WORKING DATA START

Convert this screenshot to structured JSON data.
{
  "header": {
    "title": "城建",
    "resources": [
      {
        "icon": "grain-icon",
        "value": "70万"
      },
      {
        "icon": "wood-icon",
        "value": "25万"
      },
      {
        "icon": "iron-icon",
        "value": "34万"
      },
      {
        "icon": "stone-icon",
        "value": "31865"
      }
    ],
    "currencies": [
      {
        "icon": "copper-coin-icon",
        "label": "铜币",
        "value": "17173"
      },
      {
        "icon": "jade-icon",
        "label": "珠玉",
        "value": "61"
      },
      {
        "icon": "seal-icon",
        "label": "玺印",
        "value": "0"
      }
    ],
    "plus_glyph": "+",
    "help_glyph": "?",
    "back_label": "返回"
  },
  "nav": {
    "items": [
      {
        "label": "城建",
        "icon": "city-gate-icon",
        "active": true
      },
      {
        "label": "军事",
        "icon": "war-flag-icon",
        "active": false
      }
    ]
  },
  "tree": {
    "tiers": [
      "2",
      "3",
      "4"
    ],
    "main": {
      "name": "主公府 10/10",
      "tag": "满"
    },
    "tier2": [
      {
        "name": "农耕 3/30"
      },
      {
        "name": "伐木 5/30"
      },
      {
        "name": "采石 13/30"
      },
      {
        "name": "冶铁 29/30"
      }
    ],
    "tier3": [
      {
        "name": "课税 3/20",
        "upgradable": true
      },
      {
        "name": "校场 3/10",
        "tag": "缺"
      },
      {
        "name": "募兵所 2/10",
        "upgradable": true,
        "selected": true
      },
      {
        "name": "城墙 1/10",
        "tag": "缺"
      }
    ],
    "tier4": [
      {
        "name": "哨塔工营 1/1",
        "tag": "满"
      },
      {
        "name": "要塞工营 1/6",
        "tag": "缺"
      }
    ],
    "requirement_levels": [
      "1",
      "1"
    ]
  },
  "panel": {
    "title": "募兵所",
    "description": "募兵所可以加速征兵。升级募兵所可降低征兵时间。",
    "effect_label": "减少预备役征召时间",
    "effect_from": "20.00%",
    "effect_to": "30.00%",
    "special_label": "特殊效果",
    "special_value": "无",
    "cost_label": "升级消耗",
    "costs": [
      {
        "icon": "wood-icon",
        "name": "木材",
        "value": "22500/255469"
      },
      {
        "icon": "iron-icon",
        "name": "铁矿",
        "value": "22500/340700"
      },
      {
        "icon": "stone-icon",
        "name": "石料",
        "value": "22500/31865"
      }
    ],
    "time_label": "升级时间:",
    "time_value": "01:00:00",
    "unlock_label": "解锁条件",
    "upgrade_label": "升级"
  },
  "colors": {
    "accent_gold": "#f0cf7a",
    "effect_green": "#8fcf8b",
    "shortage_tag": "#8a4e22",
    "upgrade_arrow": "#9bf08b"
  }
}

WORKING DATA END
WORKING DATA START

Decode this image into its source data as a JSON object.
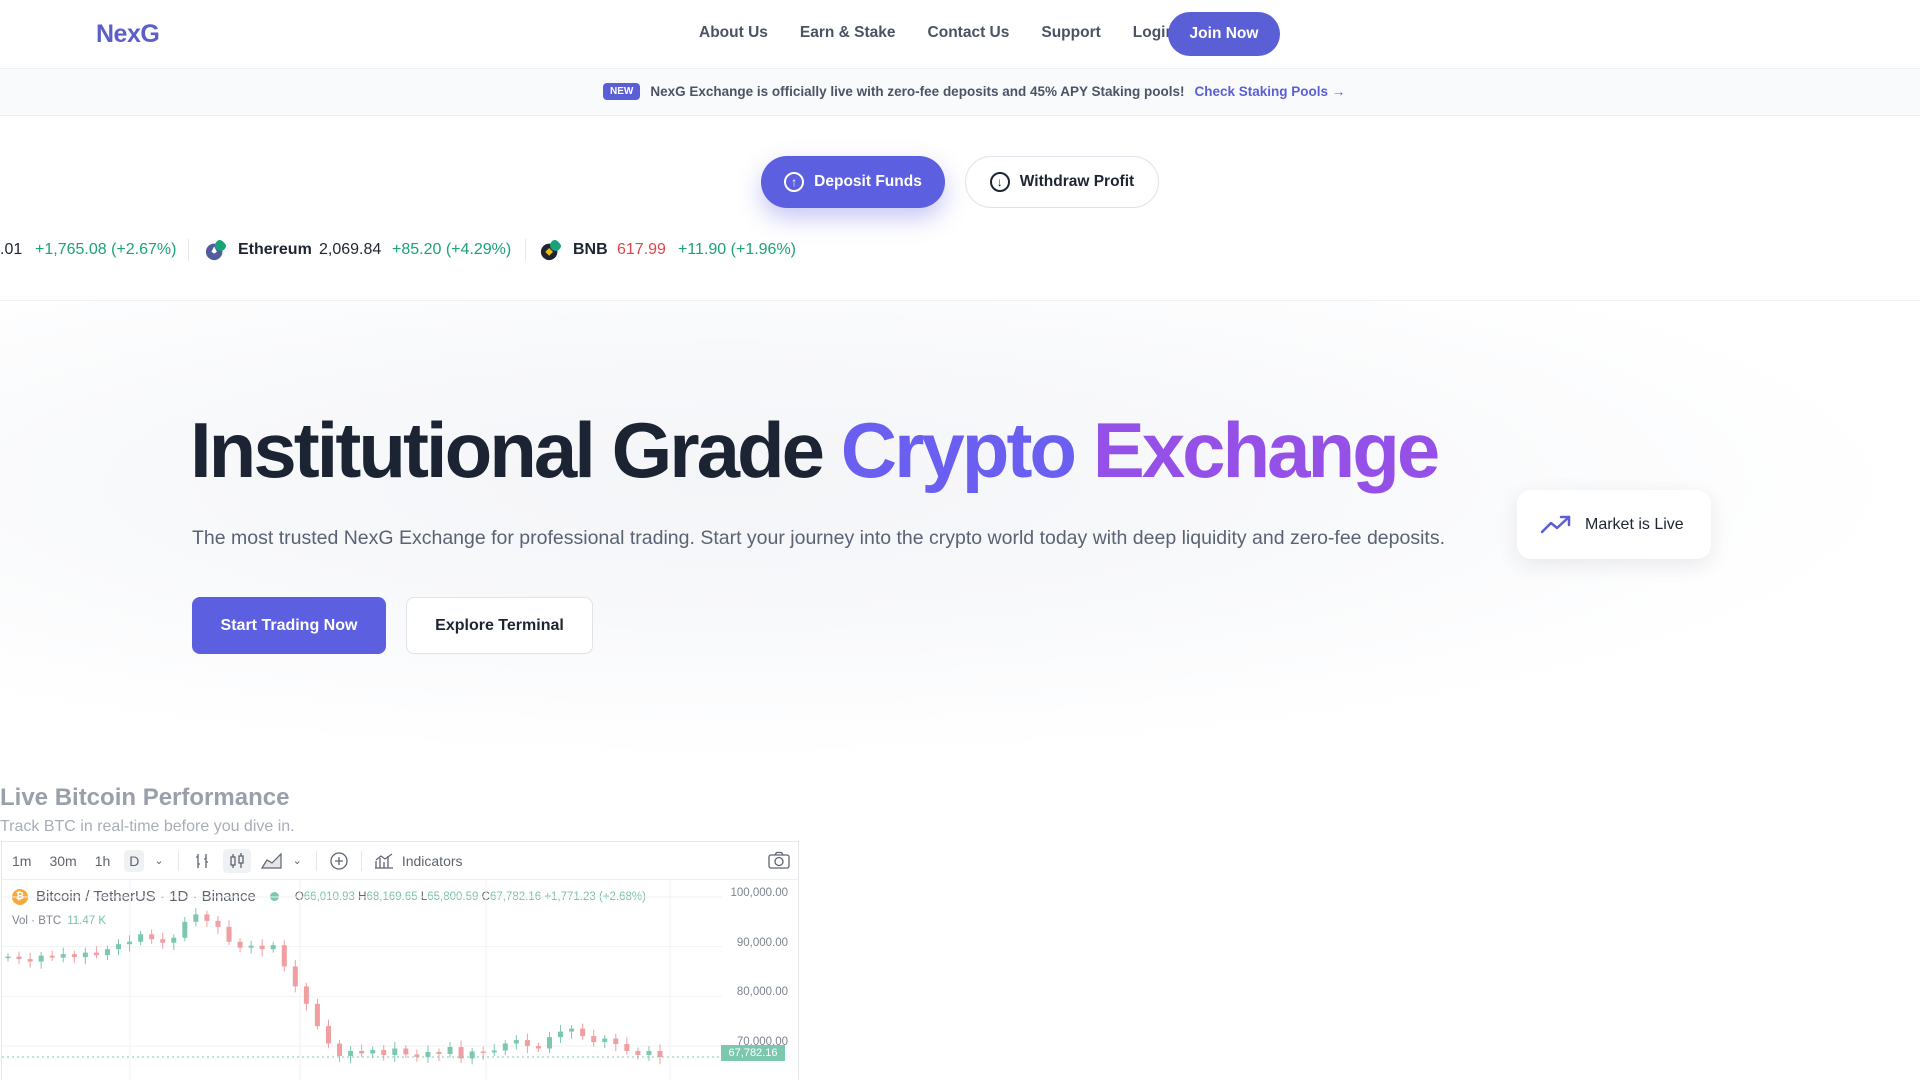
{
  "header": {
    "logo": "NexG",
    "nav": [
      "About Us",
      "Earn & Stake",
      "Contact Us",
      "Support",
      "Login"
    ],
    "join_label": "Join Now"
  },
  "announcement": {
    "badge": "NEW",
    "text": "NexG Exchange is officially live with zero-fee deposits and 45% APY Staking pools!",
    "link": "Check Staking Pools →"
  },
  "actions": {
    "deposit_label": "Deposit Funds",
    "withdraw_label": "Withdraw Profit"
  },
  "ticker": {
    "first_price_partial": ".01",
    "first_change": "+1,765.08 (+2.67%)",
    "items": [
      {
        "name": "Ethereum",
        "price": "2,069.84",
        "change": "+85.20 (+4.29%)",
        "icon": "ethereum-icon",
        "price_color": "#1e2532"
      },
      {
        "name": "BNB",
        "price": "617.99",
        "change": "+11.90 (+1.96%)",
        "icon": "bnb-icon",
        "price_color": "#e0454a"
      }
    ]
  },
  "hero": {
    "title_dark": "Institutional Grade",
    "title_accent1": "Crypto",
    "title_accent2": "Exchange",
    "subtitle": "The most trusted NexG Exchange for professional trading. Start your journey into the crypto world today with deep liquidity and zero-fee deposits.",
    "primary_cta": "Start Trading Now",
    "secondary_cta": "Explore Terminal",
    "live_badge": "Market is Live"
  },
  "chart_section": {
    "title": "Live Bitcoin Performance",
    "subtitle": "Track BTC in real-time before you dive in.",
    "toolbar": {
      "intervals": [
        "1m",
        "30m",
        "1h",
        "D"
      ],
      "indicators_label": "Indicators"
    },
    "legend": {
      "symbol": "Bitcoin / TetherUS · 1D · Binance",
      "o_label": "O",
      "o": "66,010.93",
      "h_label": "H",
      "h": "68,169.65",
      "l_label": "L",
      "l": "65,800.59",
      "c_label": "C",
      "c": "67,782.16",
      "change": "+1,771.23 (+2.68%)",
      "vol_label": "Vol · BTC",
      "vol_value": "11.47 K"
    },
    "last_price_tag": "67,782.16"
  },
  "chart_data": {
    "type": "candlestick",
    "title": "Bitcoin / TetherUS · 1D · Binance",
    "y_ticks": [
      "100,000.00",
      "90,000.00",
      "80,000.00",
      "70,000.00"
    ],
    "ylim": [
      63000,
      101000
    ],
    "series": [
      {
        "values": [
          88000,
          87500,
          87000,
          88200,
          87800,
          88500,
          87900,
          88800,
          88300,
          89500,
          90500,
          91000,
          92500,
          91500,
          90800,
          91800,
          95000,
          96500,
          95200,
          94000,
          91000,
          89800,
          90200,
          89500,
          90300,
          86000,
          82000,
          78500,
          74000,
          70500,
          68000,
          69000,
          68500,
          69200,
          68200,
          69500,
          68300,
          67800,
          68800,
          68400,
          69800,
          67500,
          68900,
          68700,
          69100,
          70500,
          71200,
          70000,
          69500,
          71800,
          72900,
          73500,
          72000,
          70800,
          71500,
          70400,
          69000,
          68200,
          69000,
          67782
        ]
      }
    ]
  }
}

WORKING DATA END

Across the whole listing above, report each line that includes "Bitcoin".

    "title": "Live Bitcoin Performance",
      "symbol": "Bitcoin / TetherUS · 1D · Binance",
    "title": "Bitcoin / TetherUS · 1D · Binance",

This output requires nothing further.